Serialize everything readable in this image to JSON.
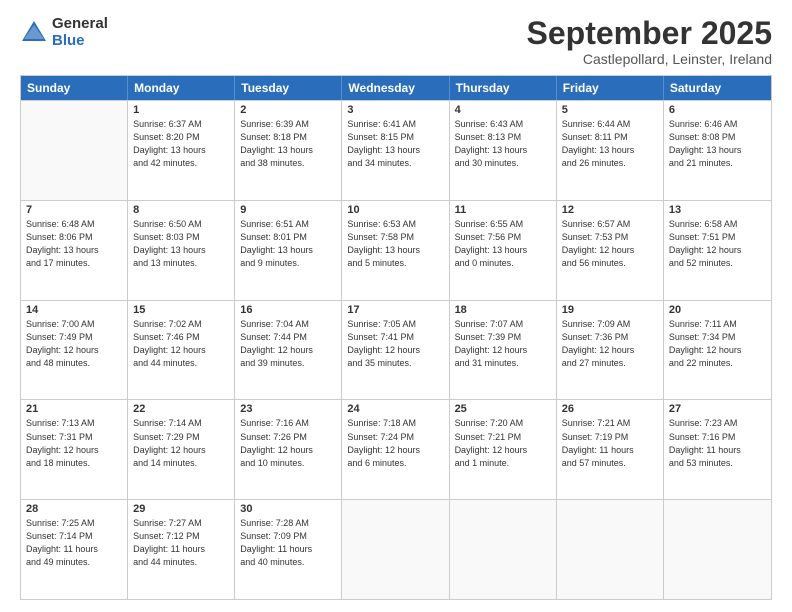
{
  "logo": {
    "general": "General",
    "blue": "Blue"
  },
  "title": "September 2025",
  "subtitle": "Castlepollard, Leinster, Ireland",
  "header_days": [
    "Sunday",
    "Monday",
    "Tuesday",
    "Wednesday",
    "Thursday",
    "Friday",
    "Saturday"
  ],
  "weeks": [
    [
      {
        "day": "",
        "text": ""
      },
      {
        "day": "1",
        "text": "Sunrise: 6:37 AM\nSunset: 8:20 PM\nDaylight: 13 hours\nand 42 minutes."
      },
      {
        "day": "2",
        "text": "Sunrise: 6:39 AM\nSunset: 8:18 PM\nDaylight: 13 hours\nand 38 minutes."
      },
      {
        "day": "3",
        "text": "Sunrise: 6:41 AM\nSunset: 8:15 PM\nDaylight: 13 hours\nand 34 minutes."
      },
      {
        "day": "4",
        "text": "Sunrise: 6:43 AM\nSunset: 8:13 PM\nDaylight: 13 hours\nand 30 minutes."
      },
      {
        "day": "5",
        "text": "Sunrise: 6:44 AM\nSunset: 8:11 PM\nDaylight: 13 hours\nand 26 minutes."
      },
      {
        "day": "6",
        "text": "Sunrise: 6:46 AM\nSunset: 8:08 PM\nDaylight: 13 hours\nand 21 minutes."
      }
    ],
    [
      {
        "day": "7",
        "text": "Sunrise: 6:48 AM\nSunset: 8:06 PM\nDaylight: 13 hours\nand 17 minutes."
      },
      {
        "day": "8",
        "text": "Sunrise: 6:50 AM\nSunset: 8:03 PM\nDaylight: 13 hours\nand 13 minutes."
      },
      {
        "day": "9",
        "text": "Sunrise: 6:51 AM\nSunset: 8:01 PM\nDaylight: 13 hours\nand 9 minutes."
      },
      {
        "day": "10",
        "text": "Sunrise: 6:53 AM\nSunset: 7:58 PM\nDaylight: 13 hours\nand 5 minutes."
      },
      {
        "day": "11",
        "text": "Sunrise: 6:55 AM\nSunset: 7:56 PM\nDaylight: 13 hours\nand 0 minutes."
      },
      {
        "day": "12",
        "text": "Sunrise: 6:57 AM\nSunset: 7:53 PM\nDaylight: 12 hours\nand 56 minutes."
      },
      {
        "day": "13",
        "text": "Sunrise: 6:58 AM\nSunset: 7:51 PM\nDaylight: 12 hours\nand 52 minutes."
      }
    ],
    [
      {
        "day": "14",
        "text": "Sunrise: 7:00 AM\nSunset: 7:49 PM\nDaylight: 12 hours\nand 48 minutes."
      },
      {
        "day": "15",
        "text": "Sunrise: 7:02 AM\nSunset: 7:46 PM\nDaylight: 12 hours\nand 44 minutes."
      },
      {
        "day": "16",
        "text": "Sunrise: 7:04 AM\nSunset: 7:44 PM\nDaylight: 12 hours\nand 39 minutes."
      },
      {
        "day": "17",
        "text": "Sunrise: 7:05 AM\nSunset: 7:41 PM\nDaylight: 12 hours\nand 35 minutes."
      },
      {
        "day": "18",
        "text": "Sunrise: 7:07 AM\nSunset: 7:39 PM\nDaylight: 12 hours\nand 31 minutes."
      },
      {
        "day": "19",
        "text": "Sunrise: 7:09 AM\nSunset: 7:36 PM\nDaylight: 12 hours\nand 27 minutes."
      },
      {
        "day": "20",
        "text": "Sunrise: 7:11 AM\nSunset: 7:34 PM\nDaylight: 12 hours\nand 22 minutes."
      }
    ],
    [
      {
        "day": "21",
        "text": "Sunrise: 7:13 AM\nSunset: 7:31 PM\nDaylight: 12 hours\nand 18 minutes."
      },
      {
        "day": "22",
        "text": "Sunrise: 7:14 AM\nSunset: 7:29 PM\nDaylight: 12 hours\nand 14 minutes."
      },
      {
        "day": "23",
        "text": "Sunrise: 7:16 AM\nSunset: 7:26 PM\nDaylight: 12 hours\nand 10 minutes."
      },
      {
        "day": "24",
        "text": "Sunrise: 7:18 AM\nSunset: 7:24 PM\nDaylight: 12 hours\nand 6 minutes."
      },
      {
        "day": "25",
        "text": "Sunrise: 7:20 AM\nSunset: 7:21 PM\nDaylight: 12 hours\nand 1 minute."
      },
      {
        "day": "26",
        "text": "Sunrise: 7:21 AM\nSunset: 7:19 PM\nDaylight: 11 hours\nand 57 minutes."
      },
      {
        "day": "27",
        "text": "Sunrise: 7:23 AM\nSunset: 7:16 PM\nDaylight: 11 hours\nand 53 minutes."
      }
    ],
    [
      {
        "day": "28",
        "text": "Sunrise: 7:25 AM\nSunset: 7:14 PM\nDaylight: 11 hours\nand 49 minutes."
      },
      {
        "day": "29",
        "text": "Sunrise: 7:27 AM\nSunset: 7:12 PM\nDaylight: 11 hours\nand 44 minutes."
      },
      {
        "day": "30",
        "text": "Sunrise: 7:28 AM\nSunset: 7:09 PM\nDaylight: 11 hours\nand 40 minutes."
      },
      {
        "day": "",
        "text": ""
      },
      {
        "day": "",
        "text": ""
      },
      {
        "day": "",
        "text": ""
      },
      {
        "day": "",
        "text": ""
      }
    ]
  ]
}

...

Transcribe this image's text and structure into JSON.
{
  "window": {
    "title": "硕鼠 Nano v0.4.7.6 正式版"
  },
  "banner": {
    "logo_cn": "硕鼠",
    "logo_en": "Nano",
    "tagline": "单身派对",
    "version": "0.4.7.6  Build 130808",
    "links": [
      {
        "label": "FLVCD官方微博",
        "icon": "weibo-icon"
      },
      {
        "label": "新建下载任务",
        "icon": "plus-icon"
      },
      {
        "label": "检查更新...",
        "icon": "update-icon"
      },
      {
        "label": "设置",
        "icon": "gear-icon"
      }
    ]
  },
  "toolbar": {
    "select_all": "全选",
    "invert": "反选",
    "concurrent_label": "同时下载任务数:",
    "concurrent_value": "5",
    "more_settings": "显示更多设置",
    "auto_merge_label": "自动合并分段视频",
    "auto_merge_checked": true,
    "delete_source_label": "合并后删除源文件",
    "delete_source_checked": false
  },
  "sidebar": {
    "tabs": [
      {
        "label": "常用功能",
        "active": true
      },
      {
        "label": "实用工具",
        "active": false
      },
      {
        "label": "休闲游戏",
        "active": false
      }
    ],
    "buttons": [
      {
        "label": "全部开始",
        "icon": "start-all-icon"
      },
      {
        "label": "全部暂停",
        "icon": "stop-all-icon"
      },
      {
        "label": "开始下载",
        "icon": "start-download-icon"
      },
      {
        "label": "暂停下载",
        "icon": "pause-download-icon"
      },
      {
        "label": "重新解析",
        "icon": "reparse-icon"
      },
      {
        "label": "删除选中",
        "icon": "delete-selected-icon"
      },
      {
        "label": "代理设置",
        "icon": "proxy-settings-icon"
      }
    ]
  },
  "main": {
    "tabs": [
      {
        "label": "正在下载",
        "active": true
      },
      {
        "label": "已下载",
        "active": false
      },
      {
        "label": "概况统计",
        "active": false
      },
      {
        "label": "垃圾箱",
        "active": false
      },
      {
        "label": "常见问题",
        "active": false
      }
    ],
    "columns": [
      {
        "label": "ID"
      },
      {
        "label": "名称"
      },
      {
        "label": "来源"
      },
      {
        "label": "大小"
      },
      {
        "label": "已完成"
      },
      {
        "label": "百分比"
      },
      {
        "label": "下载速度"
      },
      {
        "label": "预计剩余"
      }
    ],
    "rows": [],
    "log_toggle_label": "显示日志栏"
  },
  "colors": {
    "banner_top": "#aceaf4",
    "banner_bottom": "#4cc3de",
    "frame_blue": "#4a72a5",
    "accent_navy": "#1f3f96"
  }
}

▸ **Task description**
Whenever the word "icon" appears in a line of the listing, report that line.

▸ **Answer space**
        "icon": "weibo-icon"
        "icon": "plus-icon"
        "icon": "update-icon"
        "icon": "gear-icon"
        "icon": "start-all-icon"
        "icon": "stop-all-icon"
        "icon": "start-download-icon"
        "icon": "pause-download-icon"
        "icon": "reparse-icon"
        "icon": "delete-selected-icon"
        "icon": "proxy-settings-icon"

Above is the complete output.